In architectural and spatial terms, the conceptual and formal heart of the project was the construction of a building in which individual spaces derive their value from being shared; from being able to extend the 56 square meter (two rooms) or 90 square meter (3 bedrooms) "nuclear family" dwelling into part of shared, common space that can be either public or private but which mediates dwelling and urban space. This transition space was also envisioned as a sort of bioclimatic atrium with a greenhouse entrance and a crown of chimney-like forms that could be opened during the summer. The proposal was thus both spatially simple but rich and varied, evidenced by the project's sections and plans (different for each floor) and its essentially "silent" technological elements (meaning that they are not immediately visible, such as the use of groundwater and the photovoltaic system placed on the flat roof).
The project is still not under construction, but during the two years since the prize was awarded, the dialogue between the designers and those responsible for its planning and authorization has proven to be incredibly complicated. This is one of the difficulties which is not easily understood, since it is an ongoing process and which, however, unlike many Italian competitions, already appears to be a happy situation if only due to the mere fact that the implementation process has been initiated. Yet important issues emerge from this very difficult dialogue or process; so it is interesting to point them out.
In fact, starting with the choice of materials and continuing with the proposals for the heating system, "chimneys" and greenhouses and, again, its very spatial definition, each aspect of the project was gradually challenged by simple prejudice (and the habits of building in a certain way) or by codes (local building regulations, earthquake resistance codes, legislation regarding social housing). That is how wood became concrete, the use of ground water was abandoned (simply because the river basin authorities that would authorize the use had never done it before), the chimneys were leveled, the greenhouse became a glazed entrance.
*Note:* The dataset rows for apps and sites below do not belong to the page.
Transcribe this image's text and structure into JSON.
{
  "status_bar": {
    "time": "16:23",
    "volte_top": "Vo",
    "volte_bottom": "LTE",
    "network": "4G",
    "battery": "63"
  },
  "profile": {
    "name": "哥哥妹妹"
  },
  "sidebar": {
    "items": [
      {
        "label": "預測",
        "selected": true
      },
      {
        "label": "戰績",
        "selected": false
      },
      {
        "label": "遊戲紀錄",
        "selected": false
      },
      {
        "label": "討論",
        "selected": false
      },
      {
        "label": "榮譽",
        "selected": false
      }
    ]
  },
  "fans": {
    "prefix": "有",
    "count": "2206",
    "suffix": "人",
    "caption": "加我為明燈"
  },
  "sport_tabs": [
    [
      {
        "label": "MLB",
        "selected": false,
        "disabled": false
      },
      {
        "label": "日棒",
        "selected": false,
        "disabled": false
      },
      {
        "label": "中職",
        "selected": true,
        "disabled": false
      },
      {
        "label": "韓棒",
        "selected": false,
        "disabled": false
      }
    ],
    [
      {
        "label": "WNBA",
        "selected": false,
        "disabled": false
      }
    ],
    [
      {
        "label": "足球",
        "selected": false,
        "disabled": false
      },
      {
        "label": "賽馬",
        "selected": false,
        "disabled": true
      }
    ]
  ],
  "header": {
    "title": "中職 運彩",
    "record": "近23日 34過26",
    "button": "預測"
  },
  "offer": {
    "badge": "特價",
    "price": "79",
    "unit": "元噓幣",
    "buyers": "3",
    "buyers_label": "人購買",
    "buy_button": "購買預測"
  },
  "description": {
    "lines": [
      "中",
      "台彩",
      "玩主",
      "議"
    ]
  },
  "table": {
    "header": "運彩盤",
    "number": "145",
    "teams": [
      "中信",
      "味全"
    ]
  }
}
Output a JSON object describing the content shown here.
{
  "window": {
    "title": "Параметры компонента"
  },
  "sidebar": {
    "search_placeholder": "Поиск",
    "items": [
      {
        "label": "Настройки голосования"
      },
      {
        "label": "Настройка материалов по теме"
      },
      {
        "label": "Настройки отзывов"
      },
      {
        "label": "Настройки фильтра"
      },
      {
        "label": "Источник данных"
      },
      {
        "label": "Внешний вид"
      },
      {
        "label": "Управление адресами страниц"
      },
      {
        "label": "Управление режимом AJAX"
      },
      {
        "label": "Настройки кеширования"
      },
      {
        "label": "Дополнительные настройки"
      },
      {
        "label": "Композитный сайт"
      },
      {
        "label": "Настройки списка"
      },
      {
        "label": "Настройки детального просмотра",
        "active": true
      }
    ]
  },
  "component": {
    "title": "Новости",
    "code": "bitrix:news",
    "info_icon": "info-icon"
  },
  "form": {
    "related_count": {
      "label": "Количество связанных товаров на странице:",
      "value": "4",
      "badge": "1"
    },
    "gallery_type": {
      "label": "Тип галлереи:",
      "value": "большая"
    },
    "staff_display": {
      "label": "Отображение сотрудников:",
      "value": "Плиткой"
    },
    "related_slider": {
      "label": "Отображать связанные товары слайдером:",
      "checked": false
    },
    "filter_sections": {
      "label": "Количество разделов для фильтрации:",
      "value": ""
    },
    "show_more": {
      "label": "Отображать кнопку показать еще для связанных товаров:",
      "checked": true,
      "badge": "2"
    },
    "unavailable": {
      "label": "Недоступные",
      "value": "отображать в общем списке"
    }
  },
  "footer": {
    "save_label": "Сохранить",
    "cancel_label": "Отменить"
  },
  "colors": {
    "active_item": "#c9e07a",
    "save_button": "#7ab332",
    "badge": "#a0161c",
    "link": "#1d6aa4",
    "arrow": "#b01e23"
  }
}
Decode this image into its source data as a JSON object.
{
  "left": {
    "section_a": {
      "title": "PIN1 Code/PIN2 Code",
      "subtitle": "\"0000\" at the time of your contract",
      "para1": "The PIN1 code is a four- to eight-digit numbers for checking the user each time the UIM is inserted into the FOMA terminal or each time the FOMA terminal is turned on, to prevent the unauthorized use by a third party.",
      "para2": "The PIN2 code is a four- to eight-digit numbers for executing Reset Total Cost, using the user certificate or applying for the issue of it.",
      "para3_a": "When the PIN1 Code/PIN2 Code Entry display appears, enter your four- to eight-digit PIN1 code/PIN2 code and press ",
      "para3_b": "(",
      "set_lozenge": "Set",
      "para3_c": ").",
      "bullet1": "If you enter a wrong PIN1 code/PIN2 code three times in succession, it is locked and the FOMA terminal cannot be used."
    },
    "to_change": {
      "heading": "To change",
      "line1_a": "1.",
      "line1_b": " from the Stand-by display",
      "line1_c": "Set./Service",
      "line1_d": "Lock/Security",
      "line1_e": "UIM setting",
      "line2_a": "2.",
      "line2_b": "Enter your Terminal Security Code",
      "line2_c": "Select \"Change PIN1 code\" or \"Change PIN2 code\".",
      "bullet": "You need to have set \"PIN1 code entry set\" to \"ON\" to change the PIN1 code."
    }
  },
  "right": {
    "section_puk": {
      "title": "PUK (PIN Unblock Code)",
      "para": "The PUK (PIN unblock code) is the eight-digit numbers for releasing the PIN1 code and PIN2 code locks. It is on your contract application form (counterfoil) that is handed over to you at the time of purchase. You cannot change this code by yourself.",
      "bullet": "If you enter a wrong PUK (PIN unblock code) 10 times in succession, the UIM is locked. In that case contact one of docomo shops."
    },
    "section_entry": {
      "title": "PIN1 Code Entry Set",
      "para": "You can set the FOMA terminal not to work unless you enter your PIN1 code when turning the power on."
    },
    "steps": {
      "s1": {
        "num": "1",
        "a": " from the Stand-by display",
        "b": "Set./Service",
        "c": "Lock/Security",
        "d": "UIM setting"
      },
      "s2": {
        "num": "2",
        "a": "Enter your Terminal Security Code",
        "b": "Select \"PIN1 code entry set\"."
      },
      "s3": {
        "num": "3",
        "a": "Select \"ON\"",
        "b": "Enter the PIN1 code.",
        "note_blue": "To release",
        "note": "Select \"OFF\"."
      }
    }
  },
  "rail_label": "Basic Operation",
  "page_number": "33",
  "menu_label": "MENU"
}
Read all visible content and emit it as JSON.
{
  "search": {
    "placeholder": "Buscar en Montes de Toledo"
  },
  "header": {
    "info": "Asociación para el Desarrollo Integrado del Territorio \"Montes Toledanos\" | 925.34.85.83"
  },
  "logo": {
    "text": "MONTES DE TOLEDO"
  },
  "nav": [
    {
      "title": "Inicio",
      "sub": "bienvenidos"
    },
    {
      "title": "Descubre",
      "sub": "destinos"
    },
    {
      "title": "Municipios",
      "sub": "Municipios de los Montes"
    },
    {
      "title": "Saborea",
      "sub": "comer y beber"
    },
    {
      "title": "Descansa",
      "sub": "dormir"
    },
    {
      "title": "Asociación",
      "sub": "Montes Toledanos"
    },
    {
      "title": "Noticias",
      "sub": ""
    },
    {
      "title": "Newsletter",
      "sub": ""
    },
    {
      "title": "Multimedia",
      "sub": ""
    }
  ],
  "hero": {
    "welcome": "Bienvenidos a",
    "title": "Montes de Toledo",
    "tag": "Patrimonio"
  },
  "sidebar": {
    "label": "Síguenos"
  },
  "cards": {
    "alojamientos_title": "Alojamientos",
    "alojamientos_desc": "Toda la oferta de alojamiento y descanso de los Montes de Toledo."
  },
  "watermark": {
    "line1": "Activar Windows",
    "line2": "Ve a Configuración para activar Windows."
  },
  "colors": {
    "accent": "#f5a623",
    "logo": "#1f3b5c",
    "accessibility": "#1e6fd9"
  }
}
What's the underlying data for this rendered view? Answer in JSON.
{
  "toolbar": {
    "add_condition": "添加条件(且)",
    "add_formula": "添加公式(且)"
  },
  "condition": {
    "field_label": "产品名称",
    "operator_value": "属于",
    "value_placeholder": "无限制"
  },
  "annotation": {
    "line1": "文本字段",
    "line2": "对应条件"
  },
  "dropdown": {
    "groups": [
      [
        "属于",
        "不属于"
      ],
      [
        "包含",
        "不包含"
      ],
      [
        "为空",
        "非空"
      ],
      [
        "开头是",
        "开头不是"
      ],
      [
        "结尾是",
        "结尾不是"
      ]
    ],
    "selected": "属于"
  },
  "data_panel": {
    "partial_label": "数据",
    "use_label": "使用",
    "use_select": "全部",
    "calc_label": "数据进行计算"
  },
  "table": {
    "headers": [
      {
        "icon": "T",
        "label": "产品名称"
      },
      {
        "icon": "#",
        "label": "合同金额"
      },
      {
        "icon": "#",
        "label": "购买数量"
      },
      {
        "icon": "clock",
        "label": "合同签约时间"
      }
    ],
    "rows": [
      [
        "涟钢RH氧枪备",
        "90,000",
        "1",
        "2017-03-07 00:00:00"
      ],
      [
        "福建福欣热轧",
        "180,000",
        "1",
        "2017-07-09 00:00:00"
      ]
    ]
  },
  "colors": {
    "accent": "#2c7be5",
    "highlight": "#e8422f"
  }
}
The spaces for social activity on the different levels (instead of the usual communal room) will be constructed even if they are considered to be a folly because, "Who wants to have children playing next door?".
Once again, from the point of view of the implementation process, from this experience – which, of course, we hope will conclude as soon as possible in the best way - emerges the need to unite theoretical and design thinking about sustainability with important political commitment supporting a new quality of building and living. Indeed, beyond the necessary technological support (such as photovoltaics), it is also necessary to create widespread conditions that allow us to renew our way of making architecture: new regulations that take into account, for example, the use of innovative materials (like wood); continuing education/training courses for those who must interpret the law or to enable municipal technicians to address the new problems posed by the issue of sustainability; new regional cost parameters that take into account innovation, perhaps by creating reference pricing for different projects which have the goal of ensuring specific environmental standards. And finally, it does not seem out of place to think that "innovative" projects (results of competitions that have innovation as their goal) should also have equally innovative approval processes as well as economic and construction parameters.
Creating the conditions to open up a new ecology of building and living should be the first point of a political agenda that truly seeks to sustain life.